What I would like to do, however, is reframe the question a little, to give a different perspective.
The study claims that cycling to work reduces risk of heart disease, cancer and all cause mortality.
Could it then be said that commuting to work by other means increases your risk of heart disease, cancer and all cause mortality?
It’s all very well to compare one form of commuting to another, but how about commuting vs not commuting?
Personally, I think commuting is a huge waste of life.
The average commuting time in the UK is 1 hour per day, though 1 in 7 face a commute of 2 hours or more! That’s 5 to 10 hours per week.
The worst case scenario, in my opinion, is doing this commute in a car, crawling start stop in traffic, the stress and boredom only occasionally punctuated by the occasional impact with a cyclist/pedestrian/animal/other motorist on the way…
Yes, if you can do some or all of your commute on a bike, it can make it more pleasant and count towards your daily exercise goal, but wouldn’t it be better to not have to commute at all? You could use the time you’ve saved to go on a bike ride on the safest most pleasant route of your choice, pick different varied routes, or do a different physical activity altogether.
Rather than urging Dave to commute to work by bicycle in order to improve his health and longevity, I’d urge him to do everything he can to reduce his commuting to as near zero as possible.
Encourage your employer to let you work from home some or all of the time, or use co-working spaces closer to home (also flexi hours to avoid peak traffic times). If this doesn’t work seriously consider alternatives closer to home (or that will let you work from home). If you have the prefect job, but you simply have to be there, move yourself closer to it.
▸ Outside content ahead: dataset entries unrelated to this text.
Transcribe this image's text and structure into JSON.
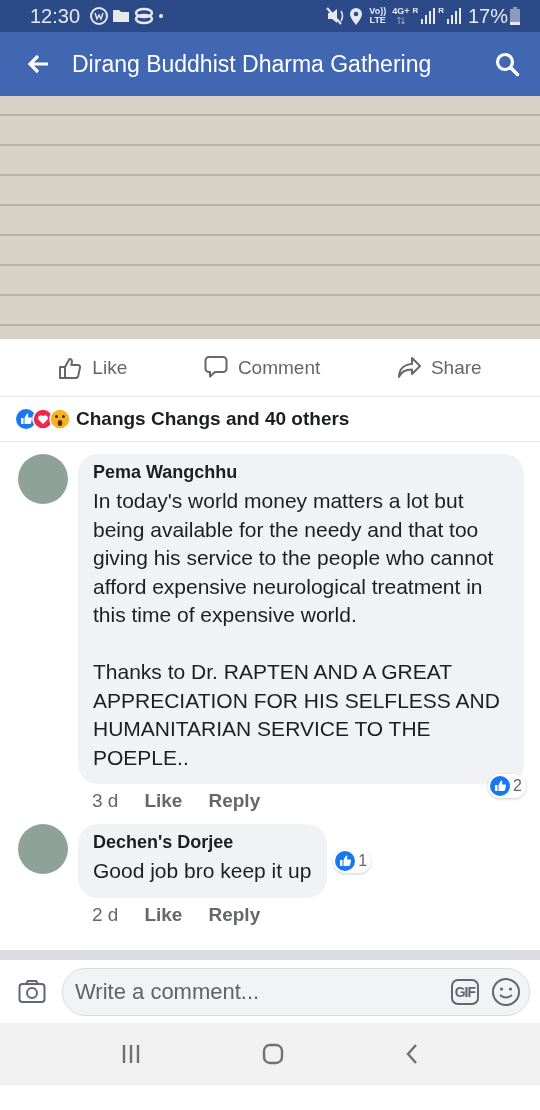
{
  "status_bar": {
    "time": "12:30",
    "volte": "Vo))",
    "lte": "LTE",
    "network": "4G+",
    "roaming": [
      "R",
      "R"
    ],
    "battery": "17%"
  },
  "app_bar": {
    "title": "Dirang Buddhist Dharma Gathering"
  },
  "post": {
    "actions": [
      {
        "kind": "like",
        "label": "Like"
      },
      {
        "kind": "comment",
        "label": "Comment"
      },
      {
        "kind": "share",
        "label": "Share"
      }
    ],
    "reactions": {
      "summary": "Changs Changs and 40 others"
    }
  },
  "comments": [
    {
      "kind": "long",
      "author": "Pema Wangchhu",
      "paragraphs": [
        "In today's world money matters a lot but being available for the needy and that too giving his service to the people who cannot afford expensive neurological treatment in this time of expensive world.",
        "Thanks to Dr. RAPTEN AND A GREAT APPRECIATION FOR HIS SELFLESS AND HUMANITARIAN SERVICE TO THE POEPLE.."
      ],
      "time": "3 d",
      "like": "Like",
      "reply": "Reply",
      "reaction_count": "2"
    },
    {
      "kind": "short",
      "author": "Dechen's Dorjee",
      "paragraphs": [
        "Good job bro keep it up"
      ],
      "time": "2 d",
      "like": "Like",
      "reply": "Reply",
      "reaction_count": "1"
    }
  ],
  "composer": {
    "placeholder": "Write a comment...",
    "gif": "GIF"
  }
}
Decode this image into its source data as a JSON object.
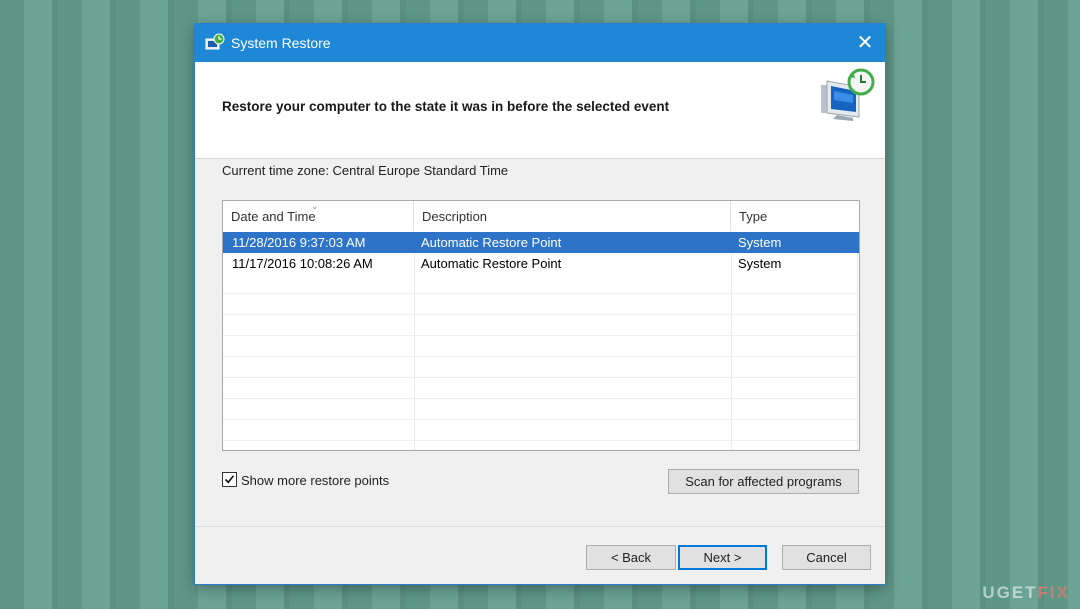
{
  "window": {
    "title": "System Restore",
    "close_glyph": "✕"
  },
  "header": {
    "heading": "Restore your computer to the state it was in before the selected event",
    "graphic_icon": "system-restore-icon"
  },
  "timezone_label": "Current time zone: Central Europe Standard Time",
  "restore_list": {
    "columns": [
      "Date and Time",
      "Description",
      "Type"
    ],
    "sort_glyph": "⌄",
    "rows": [
      {
        "date": "11/28/2016 9:37:03 AM",
        "description": "Automatic Restore Point",
        "type": "System",
        "selected": true
      },
      {
        "date": "11/17/2016 10:08:26 AM",
        "description": "Automatic Restore Point",
        "type": "System",
        "selected": false
      }
    ]
  },
  "show_more": {
    "label": "Show more restore points",
    "checked": true
  },
  "buttons": {
    "scan": "Scan for affected programs",
    "back": "< Back",
    "next": "Next >",
    "cancel": "Cancel"
  },
  "watermark": {
    "left": "UG",
    "middle": "ET",
    "right": "FIX"
  },
  "colors": {
    "titlebar": "#1e88d6",
    "selection": "#2d74c9",
    "default_button_border": "#0078d7"
  }
}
Very few people have the perfect job of their dreams however, and quite possibly the 40+ hours you spend working are as big, if not bigger, waste of your time, and harmful to your wellbeing, as the commute itself.
Rather than worrying about the effects of how you get to work and back on your health and wellbeing, perhaps it would be better to focus on much more profound changes – i.e. avoiding the daily commute and the 9-5 (or 6, 7, 8…) altogether.
Even if you can’t imagine 4 hours a week of work and zero commute right now, think what a difference reduction to 30 hours a week and a 15 minute commute by bicycle could make to your life. That’s an extra 14 hours per week for yourself/your family.
Or at least that’s how it starts – you’d be amazing how much more creativity, ingenuity and head space that extra time gives you, which in turn you can use to create yourself more extra time, and so on…
This article was written by Simon Whyatt and first appeared on the blog Live Now Thrive Later.